Provide only the number of lines in the data below that contain the word "folder".

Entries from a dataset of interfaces
Segment Open

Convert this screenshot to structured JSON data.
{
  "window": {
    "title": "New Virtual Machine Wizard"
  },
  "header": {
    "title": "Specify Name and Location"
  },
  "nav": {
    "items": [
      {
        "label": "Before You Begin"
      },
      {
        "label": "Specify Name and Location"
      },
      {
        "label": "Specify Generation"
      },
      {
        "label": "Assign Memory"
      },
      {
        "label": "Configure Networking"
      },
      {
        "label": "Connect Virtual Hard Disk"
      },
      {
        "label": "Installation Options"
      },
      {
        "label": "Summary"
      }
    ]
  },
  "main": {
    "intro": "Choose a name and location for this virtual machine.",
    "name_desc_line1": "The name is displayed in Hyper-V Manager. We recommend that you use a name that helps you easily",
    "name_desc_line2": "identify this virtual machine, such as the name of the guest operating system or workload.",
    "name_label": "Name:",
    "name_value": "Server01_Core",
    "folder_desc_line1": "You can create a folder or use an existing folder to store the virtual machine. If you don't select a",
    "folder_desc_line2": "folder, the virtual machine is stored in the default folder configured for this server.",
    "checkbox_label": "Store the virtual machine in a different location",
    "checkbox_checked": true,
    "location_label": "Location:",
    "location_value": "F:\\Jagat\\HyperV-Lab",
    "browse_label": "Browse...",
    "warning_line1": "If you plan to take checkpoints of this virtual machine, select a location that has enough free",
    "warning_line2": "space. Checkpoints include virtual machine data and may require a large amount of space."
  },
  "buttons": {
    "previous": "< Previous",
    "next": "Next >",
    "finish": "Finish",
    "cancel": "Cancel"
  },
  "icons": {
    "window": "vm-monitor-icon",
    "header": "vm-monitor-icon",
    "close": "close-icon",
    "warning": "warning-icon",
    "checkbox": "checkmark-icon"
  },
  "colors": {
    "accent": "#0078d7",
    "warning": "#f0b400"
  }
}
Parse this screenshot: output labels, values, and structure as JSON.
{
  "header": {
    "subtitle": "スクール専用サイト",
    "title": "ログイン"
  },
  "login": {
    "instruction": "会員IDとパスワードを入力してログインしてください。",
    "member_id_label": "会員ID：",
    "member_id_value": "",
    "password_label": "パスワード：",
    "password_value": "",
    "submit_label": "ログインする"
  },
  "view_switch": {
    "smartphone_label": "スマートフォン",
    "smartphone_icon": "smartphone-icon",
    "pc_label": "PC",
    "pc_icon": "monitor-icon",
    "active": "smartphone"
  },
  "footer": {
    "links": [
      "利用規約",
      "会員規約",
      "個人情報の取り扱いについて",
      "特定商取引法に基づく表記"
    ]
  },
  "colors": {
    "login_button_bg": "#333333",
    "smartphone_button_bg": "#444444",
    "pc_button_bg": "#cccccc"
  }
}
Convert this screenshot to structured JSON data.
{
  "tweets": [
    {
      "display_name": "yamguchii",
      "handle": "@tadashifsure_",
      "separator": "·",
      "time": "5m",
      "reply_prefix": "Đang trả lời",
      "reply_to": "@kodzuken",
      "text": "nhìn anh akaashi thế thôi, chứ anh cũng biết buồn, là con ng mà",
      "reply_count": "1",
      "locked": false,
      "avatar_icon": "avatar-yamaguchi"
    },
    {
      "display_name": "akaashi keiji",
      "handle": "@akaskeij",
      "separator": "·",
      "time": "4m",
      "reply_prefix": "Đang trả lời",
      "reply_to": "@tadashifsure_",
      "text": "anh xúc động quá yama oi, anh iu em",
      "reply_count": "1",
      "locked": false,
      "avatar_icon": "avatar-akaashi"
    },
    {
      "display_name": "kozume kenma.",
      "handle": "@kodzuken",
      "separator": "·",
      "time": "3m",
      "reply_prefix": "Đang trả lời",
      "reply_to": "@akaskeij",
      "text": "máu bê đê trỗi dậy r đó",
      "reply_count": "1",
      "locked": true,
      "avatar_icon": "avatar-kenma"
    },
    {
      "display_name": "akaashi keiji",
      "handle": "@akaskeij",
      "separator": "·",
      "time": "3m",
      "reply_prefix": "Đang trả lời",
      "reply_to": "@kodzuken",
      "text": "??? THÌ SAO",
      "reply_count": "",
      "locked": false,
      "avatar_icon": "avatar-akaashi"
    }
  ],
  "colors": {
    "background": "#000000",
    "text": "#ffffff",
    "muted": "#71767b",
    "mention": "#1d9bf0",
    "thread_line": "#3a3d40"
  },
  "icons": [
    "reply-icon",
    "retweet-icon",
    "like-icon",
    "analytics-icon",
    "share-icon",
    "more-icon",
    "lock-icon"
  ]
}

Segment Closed

* Exercise output: 2